Now if the Committee of 1810 had gone into these views and comparisons, the result of the facts would have appeared so glaringly contradictory to their assumed principle—that the high price of Gold was created by the excessive issue of paper—that they could not have faced the public, in venturing such an assertion.
I am induced therefore most firmly to believe, that the increase of prices generally, and of Bullion in particular, is owing, by no means solely to an excess of Paper Circulation, which in fact has never taken place, but to the great increase of taxation, which every man feels and laments.
Taxes increase prices always,—and, as every person on whom a tax falls, endeavours to shift the burthen of it from himself on others, and to live as well after paying the tax as he did before, taxes increase prices in a double ratio to the amount of the taxes. If then we pay a revenue of above 56 millions a year, including the expenses of collection, instead of 19 millions, and if these 56 millions act upon prices in a double ratio, will not this circumstance as fully account for the increase of prices alone, as the excess of issues alone, had it been proved?

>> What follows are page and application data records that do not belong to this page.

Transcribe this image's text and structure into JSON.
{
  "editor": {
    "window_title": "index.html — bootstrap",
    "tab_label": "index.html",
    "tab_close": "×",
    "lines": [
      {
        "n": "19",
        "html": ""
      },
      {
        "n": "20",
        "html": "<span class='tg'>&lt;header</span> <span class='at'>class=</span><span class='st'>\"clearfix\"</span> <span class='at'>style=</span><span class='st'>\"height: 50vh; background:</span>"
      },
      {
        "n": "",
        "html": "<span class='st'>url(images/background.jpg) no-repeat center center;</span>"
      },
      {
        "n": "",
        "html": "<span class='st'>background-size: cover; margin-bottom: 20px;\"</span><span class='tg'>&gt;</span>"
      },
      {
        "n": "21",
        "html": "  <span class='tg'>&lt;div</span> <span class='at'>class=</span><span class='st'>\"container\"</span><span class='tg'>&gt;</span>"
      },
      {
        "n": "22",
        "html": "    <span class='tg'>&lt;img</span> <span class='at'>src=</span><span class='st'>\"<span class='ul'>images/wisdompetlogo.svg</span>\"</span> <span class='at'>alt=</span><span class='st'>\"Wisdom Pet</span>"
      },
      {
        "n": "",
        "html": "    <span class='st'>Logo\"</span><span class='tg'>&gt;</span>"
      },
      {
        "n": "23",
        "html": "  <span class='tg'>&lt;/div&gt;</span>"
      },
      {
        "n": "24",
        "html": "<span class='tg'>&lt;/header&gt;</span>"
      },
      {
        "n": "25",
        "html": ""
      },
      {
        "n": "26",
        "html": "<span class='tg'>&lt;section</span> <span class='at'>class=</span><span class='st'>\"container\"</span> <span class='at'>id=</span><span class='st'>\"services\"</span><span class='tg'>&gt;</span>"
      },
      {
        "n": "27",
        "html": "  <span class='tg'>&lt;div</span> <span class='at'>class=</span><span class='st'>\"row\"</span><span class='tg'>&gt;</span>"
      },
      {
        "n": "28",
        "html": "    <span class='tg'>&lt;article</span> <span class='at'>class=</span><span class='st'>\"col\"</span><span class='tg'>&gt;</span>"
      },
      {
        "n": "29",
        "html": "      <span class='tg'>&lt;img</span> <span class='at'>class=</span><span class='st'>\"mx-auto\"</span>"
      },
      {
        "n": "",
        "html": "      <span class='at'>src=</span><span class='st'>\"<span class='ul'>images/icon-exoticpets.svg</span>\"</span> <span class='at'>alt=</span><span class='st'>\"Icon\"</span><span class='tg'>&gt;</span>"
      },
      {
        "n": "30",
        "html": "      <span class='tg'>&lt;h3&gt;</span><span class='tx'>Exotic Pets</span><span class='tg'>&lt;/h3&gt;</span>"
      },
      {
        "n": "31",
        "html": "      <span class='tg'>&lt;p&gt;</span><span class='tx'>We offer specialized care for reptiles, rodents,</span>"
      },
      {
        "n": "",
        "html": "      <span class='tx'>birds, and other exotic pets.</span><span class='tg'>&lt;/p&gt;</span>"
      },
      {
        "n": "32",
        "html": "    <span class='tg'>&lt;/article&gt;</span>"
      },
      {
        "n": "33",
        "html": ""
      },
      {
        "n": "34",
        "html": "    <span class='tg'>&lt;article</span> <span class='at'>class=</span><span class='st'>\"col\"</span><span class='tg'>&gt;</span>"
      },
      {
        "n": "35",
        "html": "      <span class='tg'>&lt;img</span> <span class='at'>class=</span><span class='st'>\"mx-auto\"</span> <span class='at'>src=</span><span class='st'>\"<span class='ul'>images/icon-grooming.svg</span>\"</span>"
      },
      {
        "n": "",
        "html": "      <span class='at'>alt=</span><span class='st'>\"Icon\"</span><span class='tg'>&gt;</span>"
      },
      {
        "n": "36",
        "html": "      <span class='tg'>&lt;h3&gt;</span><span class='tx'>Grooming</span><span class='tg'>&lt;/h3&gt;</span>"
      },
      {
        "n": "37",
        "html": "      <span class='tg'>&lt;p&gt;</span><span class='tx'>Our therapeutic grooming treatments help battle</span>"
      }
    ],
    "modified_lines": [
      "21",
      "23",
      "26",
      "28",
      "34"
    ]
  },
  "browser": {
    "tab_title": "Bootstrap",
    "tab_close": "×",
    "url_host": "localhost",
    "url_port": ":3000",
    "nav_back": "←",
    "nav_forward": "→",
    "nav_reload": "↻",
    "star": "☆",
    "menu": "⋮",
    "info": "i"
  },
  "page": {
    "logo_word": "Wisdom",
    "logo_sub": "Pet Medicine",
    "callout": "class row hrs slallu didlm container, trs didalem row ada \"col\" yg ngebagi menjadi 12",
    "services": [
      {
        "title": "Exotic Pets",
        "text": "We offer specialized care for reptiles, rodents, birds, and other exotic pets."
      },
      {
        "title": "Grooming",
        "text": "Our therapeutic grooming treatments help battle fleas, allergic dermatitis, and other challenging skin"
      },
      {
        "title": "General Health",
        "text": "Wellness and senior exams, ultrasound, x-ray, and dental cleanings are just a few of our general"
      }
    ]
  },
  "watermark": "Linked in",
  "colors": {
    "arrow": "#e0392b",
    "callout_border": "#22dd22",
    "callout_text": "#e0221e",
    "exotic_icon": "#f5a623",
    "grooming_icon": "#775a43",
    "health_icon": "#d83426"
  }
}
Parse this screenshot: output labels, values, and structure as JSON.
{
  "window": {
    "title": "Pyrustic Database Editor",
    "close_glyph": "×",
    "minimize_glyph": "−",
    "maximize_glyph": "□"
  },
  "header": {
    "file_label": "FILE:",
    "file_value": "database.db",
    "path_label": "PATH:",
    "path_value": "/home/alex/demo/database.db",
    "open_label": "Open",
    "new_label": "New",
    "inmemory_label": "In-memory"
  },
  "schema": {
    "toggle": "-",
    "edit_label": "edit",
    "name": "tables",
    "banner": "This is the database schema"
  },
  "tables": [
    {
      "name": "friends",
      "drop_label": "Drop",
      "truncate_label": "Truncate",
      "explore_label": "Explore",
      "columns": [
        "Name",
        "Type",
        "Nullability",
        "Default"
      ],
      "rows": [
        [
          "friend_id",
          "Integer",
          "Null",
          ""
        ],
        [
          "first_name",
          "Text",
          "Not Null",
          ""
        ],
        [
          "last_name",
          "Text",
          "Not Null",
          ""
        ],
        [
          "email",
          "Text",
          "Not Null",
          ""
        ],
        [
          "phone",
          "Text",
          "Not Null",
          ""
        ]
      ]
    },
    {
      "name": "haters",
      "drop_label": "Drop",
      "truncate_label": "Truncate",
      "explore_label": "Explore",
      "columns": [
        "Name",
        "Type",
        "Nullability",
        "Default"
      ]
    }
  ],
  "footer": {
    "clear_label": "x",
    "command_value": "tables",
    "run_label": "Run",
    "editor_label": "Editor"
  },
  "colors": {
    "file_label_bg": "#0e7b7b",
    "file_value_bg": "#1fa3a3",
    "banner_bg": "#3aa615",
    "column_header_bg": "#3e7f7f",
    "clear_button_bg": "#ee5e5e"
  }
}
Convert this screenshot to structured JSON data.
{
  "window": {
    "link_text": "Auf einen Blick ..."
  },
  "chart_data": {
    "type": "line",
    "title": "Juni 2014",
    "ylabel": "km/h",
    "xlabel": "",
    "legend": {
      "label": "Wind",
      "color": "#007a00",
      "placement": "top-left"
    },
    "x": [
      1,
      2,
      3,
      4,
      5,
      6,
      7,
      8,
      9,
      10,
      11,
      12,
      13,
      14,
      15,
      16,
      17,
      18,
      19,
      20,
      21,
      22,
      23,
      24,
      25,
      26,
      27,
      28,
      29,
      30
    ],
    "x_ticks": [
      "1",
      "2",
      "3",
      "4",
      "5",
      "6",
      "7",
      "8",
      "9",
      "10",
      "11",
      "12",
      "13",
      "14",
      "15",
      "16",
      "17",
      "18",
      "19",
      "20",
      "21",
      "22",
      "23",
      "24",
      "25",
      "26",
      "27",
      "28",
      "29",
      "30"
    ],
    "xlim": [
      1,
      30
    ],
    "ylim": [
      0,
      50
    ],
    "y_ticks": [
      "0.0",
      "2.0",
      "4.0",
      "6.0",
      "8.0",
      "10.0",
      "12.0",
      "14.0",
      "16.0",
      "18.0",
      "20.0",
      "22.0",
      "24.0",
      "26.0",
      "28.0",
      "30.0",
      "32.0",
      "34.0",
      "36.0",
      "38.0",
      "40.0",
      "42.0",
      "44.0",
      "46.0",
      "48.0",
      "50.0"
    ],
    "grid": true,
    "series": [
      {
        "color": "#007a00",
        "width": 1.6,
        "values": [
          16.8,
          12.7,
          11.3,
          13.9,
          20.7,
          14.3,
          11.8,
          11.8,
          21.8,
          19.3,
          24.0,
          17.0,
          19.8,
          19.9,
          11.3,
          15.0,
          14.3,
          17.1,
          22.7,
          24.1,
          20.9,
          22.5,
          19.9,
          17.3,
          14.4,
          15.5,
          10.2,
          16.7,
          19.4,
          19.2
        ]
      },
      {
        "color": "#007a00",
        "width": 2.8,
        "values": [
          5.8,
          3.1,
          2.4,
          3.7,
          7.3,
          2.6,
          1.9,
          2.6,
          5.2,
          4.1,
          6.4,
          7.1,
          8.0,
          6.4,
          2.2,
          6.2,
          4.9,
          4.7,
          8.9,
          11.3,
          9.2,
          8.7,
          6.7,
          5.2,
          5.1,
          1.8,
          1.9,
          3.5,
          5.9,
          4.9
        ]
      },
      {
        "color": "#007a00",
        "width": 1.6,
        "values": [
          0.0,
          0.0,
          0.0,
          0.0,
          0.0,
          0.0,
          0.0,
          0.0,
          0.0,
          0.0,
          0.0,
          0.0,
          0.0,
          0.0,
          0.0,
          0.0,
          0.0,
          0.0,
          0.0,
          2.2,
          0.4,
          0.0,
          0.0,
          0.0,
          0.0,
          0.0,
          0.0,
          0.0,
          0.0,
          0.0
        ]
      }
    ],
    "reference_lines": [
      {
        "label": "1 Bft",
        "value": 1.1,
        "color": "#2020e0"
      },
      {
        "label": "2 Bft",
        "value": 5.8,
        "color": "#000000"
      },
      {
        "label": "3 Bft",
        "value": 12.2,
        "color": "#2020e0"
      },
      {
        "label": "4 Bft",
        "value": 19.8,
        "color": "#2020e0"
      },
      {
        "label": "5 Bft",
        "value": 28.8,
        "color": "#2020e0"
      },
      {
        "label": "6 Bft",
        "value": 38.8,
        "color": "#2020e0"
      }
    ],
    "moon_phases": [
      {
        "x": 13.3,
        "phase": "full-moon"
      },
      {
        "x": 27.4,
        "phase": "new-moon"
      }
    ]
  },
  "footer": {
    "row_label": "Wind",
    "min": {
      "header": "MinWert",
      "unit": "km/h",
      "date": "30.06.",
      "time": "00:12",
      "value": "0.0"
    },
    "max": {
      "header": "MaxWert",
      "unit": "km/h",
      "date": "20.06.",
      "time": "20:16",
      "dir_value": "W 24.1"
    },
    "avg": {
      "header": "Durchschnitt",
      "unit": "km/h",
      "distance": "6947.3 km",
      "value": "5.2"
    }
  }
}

And yet the Reporters of 1810 were satisfied to treat the point of taxation with entire indifference, as if it was totally foreign and irrelevant to the subject of their inquiry, and had no connexion at all whatever with the rise of prices.
The omission of investigating the effect of taxation upon prices, was injurious to the character of the Report of 1810. But it would be much more to belamented